* Aim of the task *
Count every line of the material that holds the string "title". Respond with the total only.

* Given data *

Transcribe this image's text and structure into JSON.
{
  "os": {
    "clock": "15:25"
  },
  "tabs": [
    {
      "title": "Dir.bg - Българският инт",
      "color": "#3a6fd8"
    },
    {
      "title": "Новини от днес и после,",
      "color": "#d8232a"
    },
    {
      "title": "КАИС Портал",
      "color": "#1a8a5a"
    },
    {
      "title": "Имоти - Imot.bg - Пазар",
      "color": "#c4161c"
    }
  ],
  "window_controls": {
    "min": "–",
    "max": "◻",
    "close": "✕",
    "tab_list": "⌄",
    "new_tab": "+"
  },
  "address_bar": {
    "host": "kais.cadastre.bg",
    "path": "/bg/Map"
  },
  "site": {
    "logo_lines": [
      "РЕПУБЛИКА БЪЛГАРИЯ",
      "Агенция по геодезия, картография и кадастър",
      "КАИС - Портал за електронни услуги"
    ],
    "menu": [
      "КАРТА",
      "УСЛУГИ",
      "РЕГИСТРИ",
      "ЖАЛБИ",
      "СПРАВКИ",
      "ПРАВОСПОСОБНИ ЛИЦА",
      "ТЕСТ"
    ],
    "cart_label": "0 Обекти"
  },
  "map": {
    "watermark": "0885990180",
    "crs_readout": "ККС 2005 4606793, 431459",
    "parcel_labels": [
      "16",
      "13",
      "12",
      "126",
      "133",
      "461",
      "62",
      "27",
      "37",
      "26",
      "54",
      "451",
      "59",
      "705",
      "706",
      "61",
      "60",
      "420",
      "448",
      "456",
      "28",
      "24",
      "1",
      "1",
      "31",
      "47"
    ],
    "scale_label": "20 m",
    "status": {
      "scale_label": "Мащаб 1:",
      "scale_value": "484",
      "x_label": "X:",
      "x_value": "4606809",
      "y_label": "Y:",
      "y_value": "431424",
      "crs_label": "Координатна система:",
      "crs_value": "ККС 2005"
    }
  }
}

* Worked solution *
4